--- START ---
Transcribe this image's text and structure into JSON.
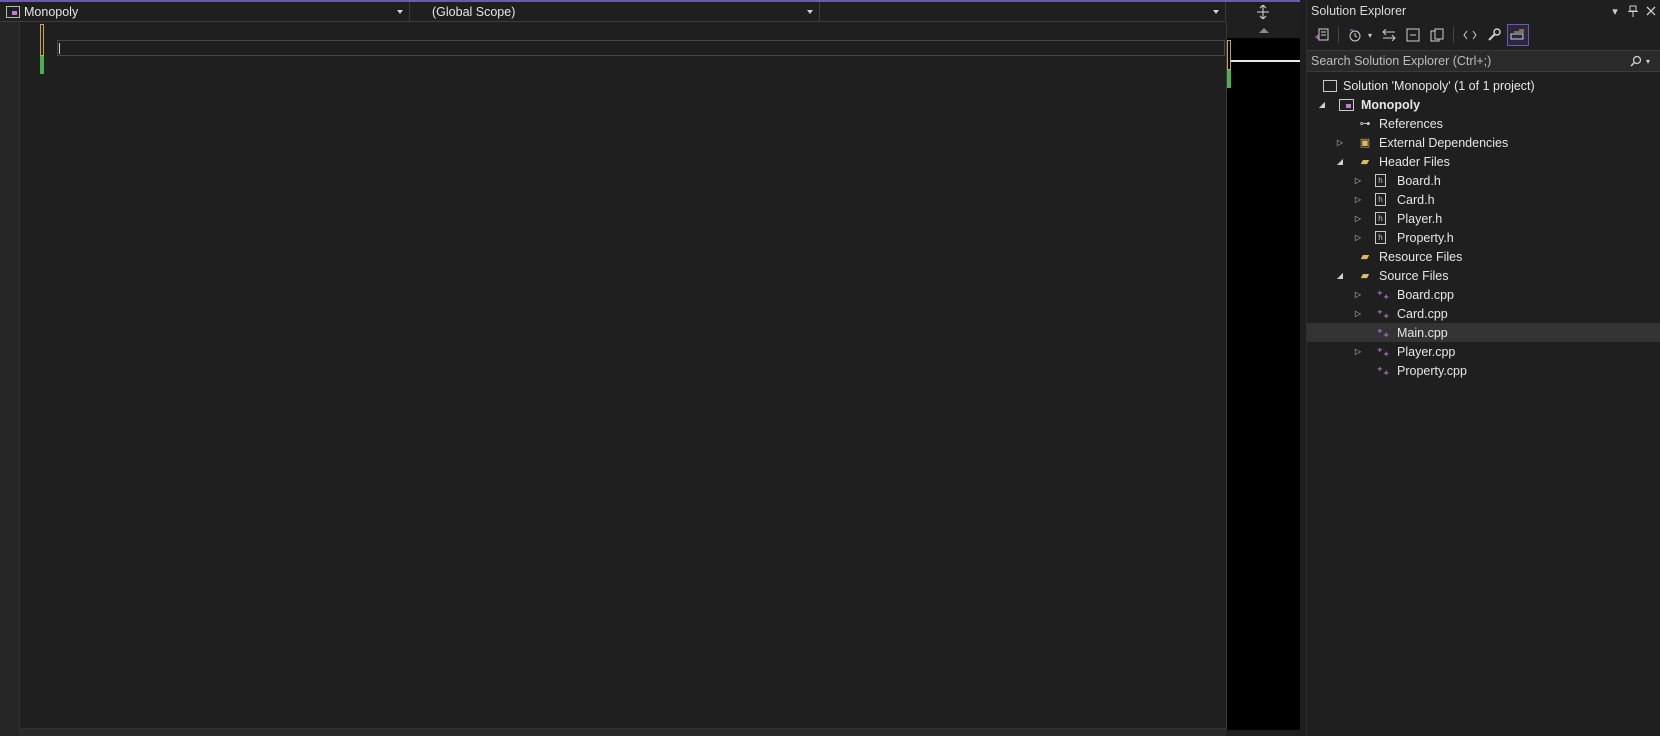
{
  "editor": {
    "nav_project": "Monopoly",
    "nav_scope": "(Global Scope)",
    "nav_member": "",
    "split_button": "⇔"
  },
  "solution_explorer": {
    "title": "Solution Explorer",
    "search_placeholder": "Search Solution Explorer (Ctrl+;)",
    "tree": {
      "solution": "Solution 'Monopoly' (1 of 1 project)",
      "project": "Monopoly",
      "references": "References",
      "external_dependencies": "External Dependencies",
      "header_files": "Header Files",
      "headers": [
        "Board.h",
        "Card.h",
        "Player.h",
        "Property.h"
      ],
      "resource_files": "Resource Files",
      "source_files": "Source Files",
      "sources": [
        "Board.cpp",
        "Card.cpp",
        "Main.cpp",
        "Player.cpp",
        "Property.cpp"
      ]
    },
    "selected_item": "Main.cpp",
    "accent_color": "#6c5ba8",
    "folder_color": "#dcb862",
    "cpp_icon_color": "#c07ad8"
  }
}
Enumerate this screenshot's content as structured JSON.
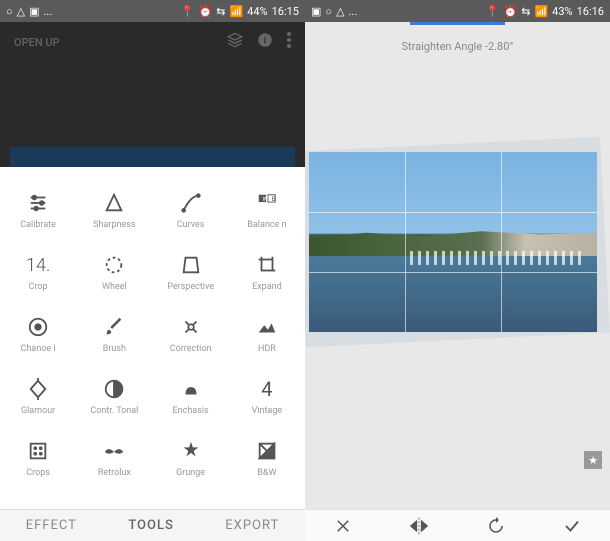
{
  "status": {
    "left_icons": [
      "circle",
      "triangle",
      "square",
      "dots"
    ],
    "right_icons": [
      "location",
      "alarm",
      "wifi",
      "signal"
    ],
    "battery_left": "44%",
    "time_left": "16:15",
    "battery_right": "43%",
    "time_right": "16:16"
  },
  "left": {
    "dark_title": "OPEN UP",
    "tabs": {
      "effect": "EFFECT",
      "tools": "TOOLS",
      "export": "EXPORT"
    },
    "tools": [
      {
        "icon": "calibrate",
        "label": "Calibrate"
      },
      {
        "icon": "sharpness",
        "label": "Sharpness"
      },
      {
        "icon": "curves",
        "label": "Curves"
      },
      {
        "icon": "balance",
        "label": "Balance n"
      },
      {
        "icon": "crop",
        "label": "Crop",
        "text": "14."
      },
      {
        "icon": "wheel",
        "label": "Wheel"
      },
      {
        "icon": "perspective",
        "label": "Perspective"
      },
      {
        "icon": "expand",
        "label": "Expand"
      },
      {
        "icon": "selective",
        "label": "Chanoe i"
      },
      {
        "icon": "brush",
        "label": "Brush"
      },
      {
        "icon": "correction",
        "label": "Correction"
      },
      {
        "icon": "hdr",
        "label": "HDR"
      },
      {
        "icon": "glamour",
        "label": "Glamour"
      },
      {
        "icon": "tonal",
        "label": "Contr. Tonal"
      },
      {
        "icon": "enchasis",
        "label": "Enchasis"
      },
      {
        "icon": "vintage",
        "label": "Vintage"
      },
      {
        "icon": "crops",
        "label": "Crops"
      },
      {
        "icon": "retro",
        "label": "Retrolux"
      },
      {
        "icon": "grunge",
        "label": "Grunge"
      },
      {
        "icon": "bw",
        "label": "B&W"
      }
    ]
  },
  "right": {
    "straighten_label": "Straighten Angle",
    "angle_value": "-2.80°",
    "buttons": {
      "cancel": "close",
      "flip": "flip",
      "rotate": "rotate",
      "confirm": "check"
    }
  }
}
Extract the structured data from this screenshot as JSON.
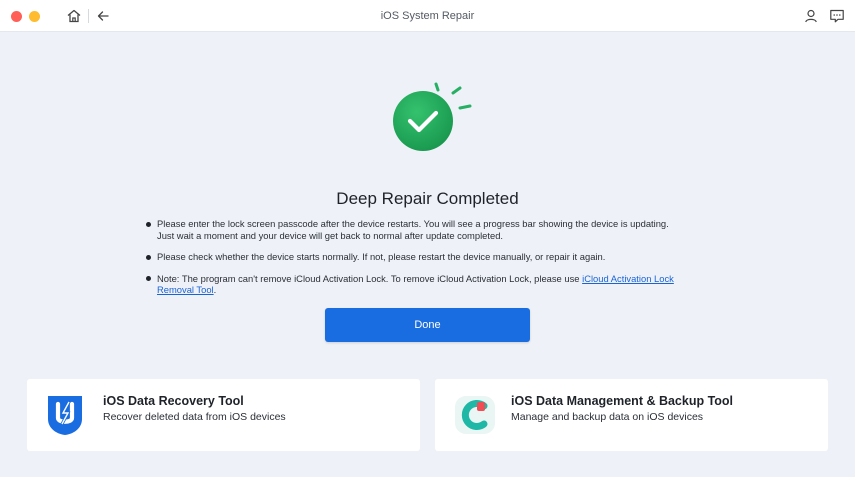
{
  "window": {
    "title": "iOS System Repair",
    "controls": [
      "close",
      "minimize"
    ],
    "toolbar_icons": [
      "home-icon",
      "back-arrow-icon",
      "user-icon",
      "feedback-icon"
    ]
  },
  "main": {
    "status_icon": "checkmark-icon",
    "heading": "Deep Repair Completed",
    "bullets": [
      {
        "line1": "Please enter the lock screen passcode after the device restarts. You will see a progress bar showing the device is updating.",
        "line2": "Just wait a moment and your device will get back to normal after update completed."
      },
      {
        "line1": "Please check whether the device starts normally. If not, please restart the device manually, or repair it again."
      },
      {
        "prefix": "Note: The program can't remove iCloud Activation Lock. To remove iCloud Activation Lock, please use ",
        "link_line1": "iCloud Activation Lock",
        "link_line2": "Removal Tool",
        "suffix": "."
      }
    ],
    "done_label": "Done"
  },
  "tools": [
    {
      "title": "iOS Data Recovery Tool",
      "description": "Recover deleted data from iOS devices",
      "icon": "data-recovery-logo-icon",
      "color": "#1a6de0"
    },
    {
      "title": "iOS Data Management & Backup Tool",
      "description": "Manage and backup data on iOS devices",
      "icon": "data-management-logo-icon",
      "color": "#1fb8a6"
    }
  ],
  "colors": {
    "accent": "#1a6de0",
    "success": "#21a65b",
    "background": "#eef2f8"
  }
}
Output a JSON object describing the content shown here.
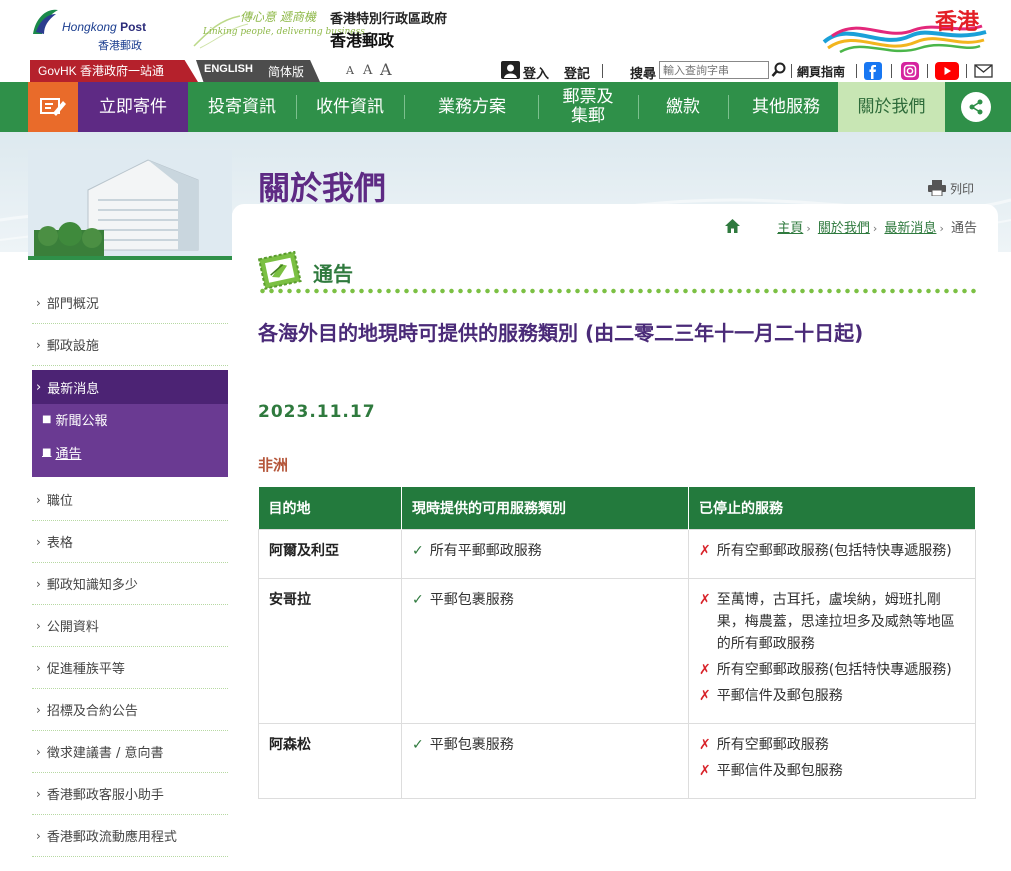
{
  "header": {
    "logo_en_prefix": "Hongkong",
    "logo_en_bold": "Post",
    "logo_zh": "香港郵政",
    "slogan_zh": "傳心意 遞商機",
    "slogan_en": "Linking people, delivering business",
    "gov_zh": "香港特別行政區政府",
    "post_zh": "香港郵政",
    "brand_hk": "香港"
  },
  "util": {
    "govhk": "GovHK 香港政府一站通",
    "lang_en": "ENGLISH",
    "lang_sc": "简体版",
    "font_sizes": [
      "A",
      "A",
      "A"
    ],
    "login": "登入",
    "register": "登記",
    "search_label": "搜尋",
    "search_placeholder": "輸入查詢字串",
    "site_guide": "網頁指南"
  },
  "nav": {
    "send": "立即寄件",
    "items": [
      "投寄資訊",
      "收件資訊",
      "業務方案",
      "郵票及\n集郵",
      "繳款",
      "其他服務"
    ],
    "about": "關於我們"
  },
  "page": {
    "title": "關於我們",
    "print": "列印",
    "breadcrumb": [
      "主頁",
      "關於我們",
      "最新消息",
      "通告"
    ]
  },
  "sidebar": {
    "items": [
      "部門概況",
      "郵政設施",
      "最新消息",
      "職位",
      "表格",
      "郵政知識知多少",
      "公開資料",
      "促進種族平等",
      "招標及合約公告",
      "徵求建議書 / 意向書",
      "香港郵政客服小助手",
      "香港郵政流動應用程式"
    ],
    "subitems": [
      "新聞公報",
      "通告"
    ]
  },
  "content": {
    "section": "通告",
    "article_title": "各海外目的地現時可提供的服務類別 (由二零二三年十一月二十日起)",
    "date": "2023.11.17",
    "region": "非洲",
    "table": {
      "headers": [
        "目的地",
        "現時提供的可用服務類別",
        "已停止的服務"
      ],
      "rows": [
        {
          "dest": "阿爾及利亞",
          "available": [
            "所有平郵郵政服務"
          ],
          "suspended": [
            "所有空郵郵政服務(包括特快專遞服務)"
          ]
        },
        {
          "dest": "安哥拉",
          "available": [
            "平郵包裹服務"
          ],
          "suspended": [
            "至萬博，古耳托，盧埃納，姆班扎剛果，梅農蓋，思達拉坦多及威熱等地區的所有郵政服務",
            "所有空郵郵政服務(包括特快專遞服務)",
            "平郵信件及郵包服務"
          ]
        },
        {
          "dest": "阿森松",
          "available": [
            "平郵包裹服務"
          ],
          "suspended": [
            "所有空郵郵政服務",
            "平郵信件及郵包服務"
          ]
        }
      ]
    }
  },
  "colors": {
    "nav_green": "#2f9049",
    "purple": "#5e2a84",
    "orange": "#e96b2a",
    "red": "#b5212c"
  }
}
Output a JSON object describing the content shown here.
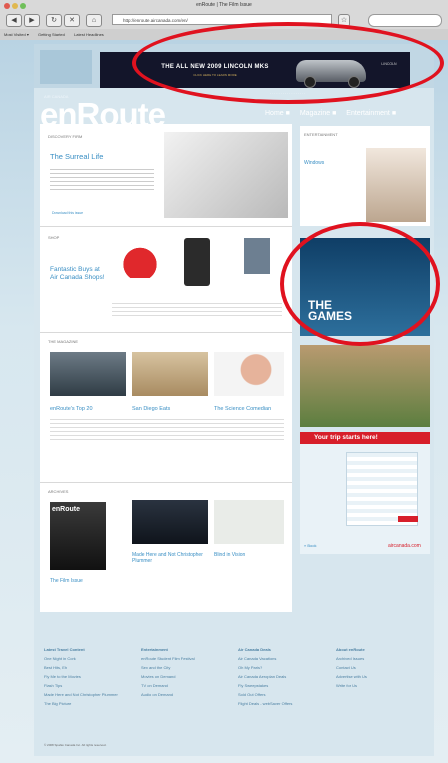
{
  "browser": {
    "window_title": "enRoute | The Film Issue",
    "url": "http://enroute.aircanada.com/en/",
    "bookmarks": [
      "Most Visited ▾",
      "Getting Started",
      "Latest Headlines"
    ]
  },
  "ads": {
    "top_banner": "THE ALL NEW 2009 LINCOLN MKS",
    "top_banner_sub": "CLICK HERE TO LEARN MORE",
    "top_banner_brand": "LINCOLN",
    "right_ad_title_line1": "THE",
    "right_ad_title_line2": "GAMES",
    "trip_title": "Your trip starts here!",
    "trip_brand": "aircanada.com",
    "trip_link": "» Book"
  },
  "site": {
    "logo": "enRoute",
    "edition": "AIR CANADA",
    "nav": [
      "Home ■",
      "Magazine ■",
      "Entertainment ■"
    ]
  },
  "columns": {
    "discovery_label": "DISCOVERY FIRM",
    "feature_title": "The Surreal Life",
    "feature_more": "Download this issue",
    "shop_label": "SHOP",
    "shop_title": "Fantastic Buys at Air Canada Shops!",
    "mag_label": "THE MAGAZINE",
    "mag_items": [
      "enRoute's Top 20",
      "San Diego Eats",
      "The Science Comedian"
    ],
    "archive_label": "ARCHIVES",
    "archive_items": [
      "The Film Issue",
      "Made Here and Not Christopher Plummer",
      "Blind in Vision"
    ],
    "entertainment_label": "ENTERTAINMENT",
    "ent_title": "Windows"
  },
  "footer": {
    "cols": [
      {
        "head": "Latest Travel Content",
        "items": [
          "One Night in Cork",
          "Best Hits, Eh",
          "Fly Me to the Movies",
          "Flash Tips",
          "Made Here and Not Christopher Plummer",
          "The Big Picture"
        ]
      },
      {
        "head": "Entertainment",
        "items": [
          "enRoute Student Film Festival",
          "Sex and the City",
          "Movies on Demand",
          "TV on Demand",
          "Audio on Demand"
        ]
      },
      {
        "head": "Air Canada Deals",
        "items": [
          "Air Canada Vacations",
          "Oh My Paris?",
          "Air Canada Aeroplan Deals",
          "Fly Sweepstakes",
          "Sold Out Offers",
          "Flight Deals - webSaver Offers"
        ]
      },
      {
        "head": "About enRoute",
        "items": [
          "Archived Issues",
          "Contact Us",
          "Advertise with Us",
          "Write for Us"
        ]
      }
    ],
    "copyright": "© 2008 Spafax Canada Inc. All rights reserved."
  },
  "colors": {
    "accent": "#3a8fc4",
    "oval": "#e0121f",
    "ad_navy": "#13152a"
  }
}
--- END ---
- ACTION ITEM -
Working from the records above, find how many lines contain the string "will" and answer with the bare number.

- THE ANSWER -
2